The Bank of England (BoE) on Monday published its latest financial stability report and the results of its 2019 bank stress tests, and declared that the UK financial system is well prepared for even a worst-case Brexit and consequent trade war. Once again the test used a severe set of scenarios with global GDP growth declining to -2.6%, UK GDP growth falling to -4.7%, base rates rising to 4% and UK unemployment rising to 9.2%.
All the UK banks tested passed, though Barclays and Lloyds would be flirting with emergency debt-equity triggers on the basis of future accounting changes (IFRS9) due to be introduced in 2023 (this doesn’t take account of three years of potential capital increases). In aggregate the UK banks have over twice the capital, after this severe stress test, than they had before the global credit crisis. Currently, they have well over three times the capital they did in the pre-crisis period.

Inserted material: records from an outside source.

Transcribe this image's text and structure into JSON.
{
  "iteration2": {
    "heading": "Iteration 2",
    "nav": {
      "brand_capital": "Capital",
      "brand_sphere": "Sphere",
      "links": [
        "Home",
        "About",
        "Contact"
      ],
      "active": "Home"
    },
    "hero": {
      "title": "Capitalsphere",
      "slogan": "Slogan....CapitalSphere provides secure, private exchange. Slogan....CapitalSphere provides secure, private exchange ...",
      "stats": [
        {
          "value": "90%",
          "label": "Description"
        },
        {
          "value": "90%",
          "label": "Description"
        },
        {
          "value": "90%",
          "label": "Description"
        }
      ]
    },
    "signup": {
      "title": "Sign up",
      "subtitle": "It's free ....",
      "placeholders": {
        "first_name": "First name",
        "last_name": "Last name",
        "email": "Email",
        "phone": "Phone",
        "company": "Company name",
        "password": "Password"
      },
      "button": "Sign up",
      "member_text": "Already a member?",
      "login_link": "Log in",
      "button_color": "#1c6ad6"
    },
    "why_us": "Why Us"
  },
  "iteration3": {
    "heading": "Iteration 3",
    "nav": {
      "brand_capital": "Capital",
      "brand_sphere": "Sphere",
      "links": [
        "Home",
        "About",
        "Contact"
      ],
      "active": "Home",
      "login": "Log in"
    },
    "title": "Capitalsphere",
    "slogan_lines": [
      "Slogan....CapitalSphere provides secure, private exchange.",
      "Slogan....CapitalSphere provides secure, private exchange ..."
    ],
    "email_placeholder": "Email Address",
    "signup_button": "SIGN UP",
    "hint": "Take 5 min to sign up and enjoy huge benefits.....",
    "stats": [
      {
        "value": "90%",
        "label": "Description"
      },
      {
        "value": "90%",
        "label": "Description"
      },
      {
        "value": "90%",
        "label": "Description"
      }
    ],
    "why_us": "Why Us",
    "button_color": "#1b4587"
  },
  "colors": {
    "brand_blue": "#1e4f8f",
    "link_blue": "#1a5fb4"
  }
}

We also noted that the BoE’s Prudential Regulation Committee (PRC) took the opportunity to announce an increase in the Counter Cyclical Buffer (CCyB) from the current 1% to 2% over the course of 2020. The CCyB is a macro prudential tool used to strengthen the resilience of banks in the face of challenging economic conditions. The concept is to increase the capital buffer during benign periods and then allow it to be loosened when conditions change, such as in future recessionary periods. The BoE’s Financial Policy Committee estimates that releasing the 2% CCyB in the future would enable UK banks to absorb £23bn of losses, which would help keep the transmission mechanism working; given the level of leverage that banks operate with, this would equate to around £500bn of bank lending capacity, equivalent to around five years of total net lending.
In addition, and recognising the greater resilience of the banks, the Prudential Regulation Authority (PRA) will consult next year on proposals to reduce minimum capital requirements, thereby leaving banks’ overall loss-absorbing capacity broadly unchanged (this includes capital and bail-in debt), so we must wait to see how much new issuance the banks will actually undertake.
Overall we think this is a prudent measure by the PRC and should give debt investors another reason to view UK banks with a degree of comfort, despite the possibility of a potential hard Brexit at the end of 2020. The increase in the UK’s CCyB compares favourably to its peers in Europe, with French CCyB currently at 0.25% (rising to 0.5% in July 2020), German CCyB at 0.00% (rising to 0.25% in July 2020), and only Norway and Sweden currently at the maximum level of 2.5%.
These actions could be viewed as a swansong from BoE governor Mark Carney, who is due to step down on January 31, and one that leaves the UK banking system in a good place to face an uncertain future.